- [Brief]: The reply should reproduce every line of the data below word for word, minus any images.

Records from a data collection
* * * * * * * * *

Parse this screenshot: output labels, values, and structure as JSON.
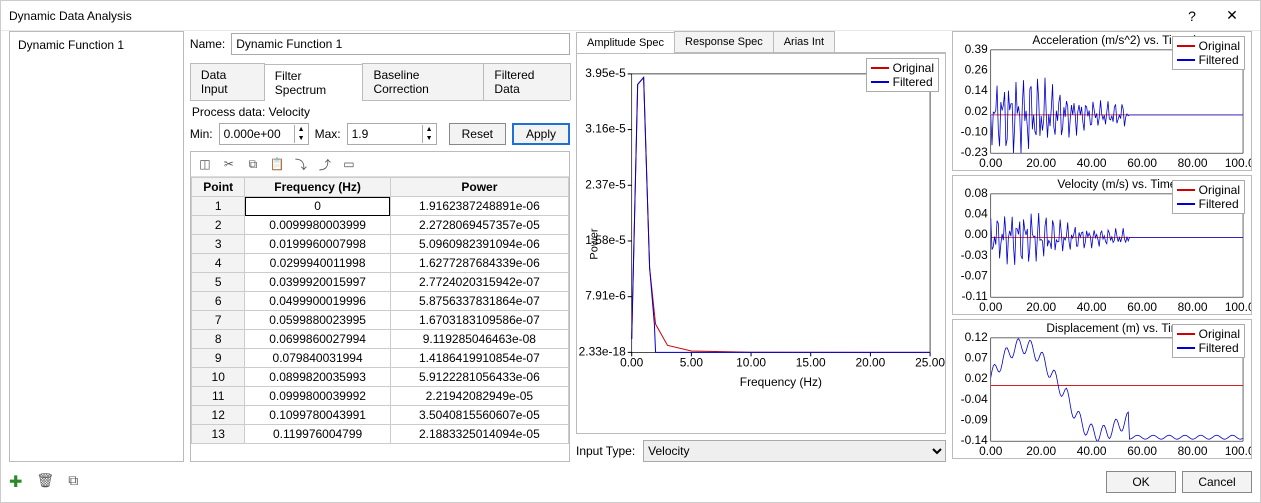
{
  "window": {
    "title": "Dynamic Data Analysis"
  },
  "list": {
    "items": [
      "Dynamic Function 1"
    ]
  },
  "form": {
    "name_label": "Name:",
    "name_value": "Dynamic Function 1",
    "tabs": [
      "Data Input",
      "Filter Spectrum",
      "Baseline Correction",
      "Filtered Data"
    ],
    "active_tab": 1,
    "process_label": "Process data: Velocity",
    "min_label": "Min:",
    "min_value": "0.000e+00",
    "max_label": "Max:",
    "max_value": "1.9",
    "reset_label": "Reset",
    "apply_label": "Apply"
  },
  "table": {
    "headers": [
      "Point",
      "Frequency (Hz)",
      "Power"
    ],
    "rows": [
      [
        "1",
        "0",
        "1.9162387248891e-06"
      ],
      [
        "2",
        "0.0099980003999",
        "2.2728069457357e-05"
      ],
      [
        "3",
        "0.0199960007998",
        "5.0960982391094e-06"
      ],
      [
        "4",
        "0.0299940011998",
        "1.6277287684339e-06"
      ],
      [
        "5",
        "0.0399920015997",
        "2.7724020315942e-07"
      ],
      [
        "6",
        "0.0499900019996",
        "5.8756337831864e-07"
      ],
      [
        "7",
        "0.0599880023995",
        "1.6703183109586e-07"
      ],
      [
        "8",
        "0.0699860027994",
        "9.119285046463e-08"
      ],
      [
        "9",
        "0.079840031994",
        "1.4186419910854e-07"
      ],
      [
        "10",
        "0.0899820035993",
        "5.9122281056433e-06"
      ],
      [
        "11",
        "0.0999800039992",
        "2.21942082949e-05"
      ],
      [
        "12",
        "0.1099780043991",
        "3.5040815560607e-05"
      ],
      [
        "13",
        "0.119976004799",
        "2.1883325014094e-05"
      ]
    ]
  },
  "spec": {
    "tabs": [
      "Amplitude Spec",
      "Response Spec",
      "Arias Int"
    ],
    "active_tab": 0,
    "legend": [
      "Original",
      "Filtered"
    ],
    "input_type_label": "Input Type:",
    "input_type_value": "Velocity",
    "xlabel": "Frequency (Hz)",
    "ylabel": "Power"
  },
  "mini": {
    "legend": [
      "Original",
      "Filtered"
    ],
    "charts": [
      {
        "title": "Acceleration (m/s^2) vs. Time (s",
        "yticks": [
          "0.39",
          "0.26",
          "0.14",
          "0.02",
          "-0.10",
          "-0.23"
        ],
        "xticks": [
          "0.00",
          "20.00",
          "40.00",
          "60.00",
          "80.00",
          "100.00"
        ]
      },
      {
        "title": "Velocity (m/s) vs. Time",
        "yticks": [
          "0.08",
          "0.04",
          "0.00",
          "-0.03",
          "-0.07",
          "-0.11"
        ],
        "xticks": [
          "0.00",
          "20.00",
          "40.00",
          "60.00",
          "80.00",
          "100.00"
        ]
      },
      {
        "title": "Displacement (m) vs. Time",
        "yticks": [
          "0.12",
          "0.07",
          "0.02",
          "-0.04",
          "-0.09",
          "-0.14"
        ],
        "xticks": [
          "0.00",
          "20.00",
          "40.00",
          "60.00",
          "80.00",
          "100.00"
        ]
      }
    ]
  },
  "footer": {
    "ok": "OK",
    "cancel": "Cancel"
  },
  "icons": {
    "add": "add-icon",
    "delete": "trash-icon",
    "copy": "copy-icon"
  },
  "colors": {
    "original": "#d00000",
    "filtered": "#0000d0"
  },
  "chart_data": {
    "type": "line",
    "title": "",
    "xlabel": "Frequency (Hz)",
    "ylabel": "Power",
    "xlim": [
      0,
      25
    ],
    "ylim": [
      2.33e-18,
      3.95e-05
    ],
    "xticks": [
      0.0,
      5.0,
      10.0,
      15.0,
      20.0,
      25.0
    ],
    "yticks": [
      "3.95e-5",
      "3.16e-5",
      "2.37e-5",
      "1.58e-5",
      "7.91e-6",
      "2.33e-18"
    ],
    "series": [
      {
        "name": "Original",
        "color": "#d00000",
        "x": [
          0,
          0.5,
          1,
          1.5,
          2,
          3,
          5,
          10,
          20,
          25
        ],
        "values": [
          1.9e-06,
          3.8e-05,
          3.9e-05,
          1.2e-05,
          4e-06,
          1e-06,
          2e-07,
          1e-08,
          5e-10,
          2.3e-18
        ]
      },
      {
        "name": "Filtered",
        "color": "#0000d0",
        "x": [
          0,
          0.5,
          1,
          1.5,
          1.9,
          2,
          3,
          5,
          10,
          20,
          25
        ],
        "values": [
          1.9e-06,
          3.8e-05,
          3.9e-05,
          1.2e-05,
          4e-06,
          0,
          0,
          0,
          0,
          0,
          0
        ]
      }
    ]
  }
}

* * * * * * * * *

- [Reply]:
Parse this screenshot: output labels, values, and structure as JSON.
{
  "window": {
    "title": "Dynamic Data Analysis"
  },
  "list": {
    "items": [
      "Dynamic Function 1"
    ]
  },
  "form": {
    "name_label": "Name:",
    "name_value": "Dynamic Function 1",
    "tabs": [
      "Data Input",
      "Filter Spectrum",
      "Baseline Correction",
      "Filtered Data"
    ],
    "active_tab": 1,
    "process_label": "Process data: Velocity",
    "min_label": "Min:",
    "min_value": "0.000e+00",
    "max_label": "Max:",
    "max_value": "1.9",
    "reset_label": "Reset",
    "apply_label": "Apply"
  },
  "table": {
    "headers": [
      "Point",
      "Frequency (Hz)",
      "Power"
    ],
    "rows": [
      [
        "1",
        "0",
        "1.9162387248891e-06"
      ],
      [
        "2",
        "0.0099980003999",
        "2.2728069457357e-05"
      ],
      [
        "3",
        "0.0199960007998",
        "5.0960982391094e-06"
      ],
      [
        "4",
        "0.0299940011998",
        "1.6277287684339e-06"
      ],
      [
        "5",
        "0.0399920015997",
        "2.7724020315942e-07"
      ],
      [
        "6",
        "0.0499900019996",
        "5.8756337831864e-07"
      ],
      [
        "7",
        "0.0599880023995",
        "1.6703183109586e-07"
      ],
      [
        "8",
        "0.0699860027994",
        "9.119285046463e-08"
      ],
      [
        "9",
        "0.079840031994",
        "1.4186419910854e-07"
      ],
      [
        "10",
        "0.0899820035993",
        "5.9122281056433e-06"
      ],
      [
        "11",
        "0.0999800039992",
        "2.21942082949e-05"
      ],
      [
        "12",
        "0.1099780043991",
        "3.5040815560607e-05"
      ],
      [
        "13",
        "0.119976004799",
        "2.1883325014094e-05"
      ]
    ]
  },
  "spec": {
    "tabs": [
      "Amplitude Spec",
      "Response Spec",
      "Arias Int"
    ],
    "active_tab": 0,
    "legend": [
      "Original",
      "Filtered"
    ],
    "input_type_label": "Input Type:",
    "input_type_value": "Velocity",
    "xlabel": "Frequency (Hz)",
    "ylabel": "Power"
  },
  "mini": {
    "legend": [
      "Original",
      "Filtered"
    ],
    "charts": [
      {
        "title": "Acceleration (m/s^2) vs. Time (s",
        "yticks": [
          "0.39",
          "0.26",
          "0.14",
          "0.02",
          "-0.10",
          "-0.23"
        ],
        "xticks": [
          "0.00",
          "20.00",
          "40.00",
          "60.00",
          "80.00",
          "100.00"
        ]
      },
      {
        "title": "Velocity (m/s) vs. Time",
        "yticks": [
          "0.08",
          "0.04",
          "0.00",
          "-0.03",
          "-0.07",
          "-0.11"
        ],
        "xticks": [
          "0.00",
          "20.00",
          "40.00",
          "60.00",
          "80.00",
          "100.00"
        ]
      },
      {
        "title": "Displacement (m) vs. Time",
        "yticks": [
          "0.12",
          "0.07",
          "0.02",
          "-0.04",
          "-0.09",
          "-0.14"
        ],
        "xticks": [
          "0.00",
          "20.00",
          "40.00",
          "60.00",
          "80.00",
          "100.00"
        ]
      }
    ]
  },
  "footer": {
    "ok": "OK",
    "cancel": "Cancel"
  },
  "icons": {
    "add": "add-icon",
    "delete": "trash-icon",
    "copy": "copy-icon"
  },
  "colors": {
    "original": "#d00000",
    "filtered": "#0000d0"
  },
  "chart_data": {
    "type": "line",
    "title": "",
    "xlabel": "Frequency (Hz)",
    "ylabel": "Power",
    "xlim": [
      0,
      25
    ],
    "ylim": [
      2.33e-18,
      3.95e-05
    ],
    "xticks": [
      0.0,
      5.0,
      10.0,
      15.0,
      20.0,
      25.0
    ],
    "yticks": [
      "3.95e-5",
      "3.16e-5",
      "2.37e-5",
      "1.58e-5",
      "7.91e-6",
      "2.33e-18"
    ],
    "series": [
      {
        "name": "Original",
        "color": "#d00000",
        "x": [
          0,
          0.5,
          1,
          1.5,
          2,
          3,
          5,
          10,
          20,
          25
        ],
        "values": [
          1.9e-06,
          3.8e-05,
          3.9e-05,
          1.2e-05,
          4e-06,
          1e-06,
          2e-07,
          1e-08,
          5e-10,
          2.3e-18
        ]
      },
      {
        "name": "Filtered",
        "color": "#0000d0",
        "x": [
          0,
          0.5,
          1,
          1.5,
          1.9,
          2,
          3,
          5,
          10,
          20,
          25
        ],
        "values": [
          1.9e-06,
          3.8e-05,
          3.9e-05,
          1.2e-05,
          4e-06,
          0,
          0,
          0,
          0,
          0,
          0
        ]
      }
    ]
  }
}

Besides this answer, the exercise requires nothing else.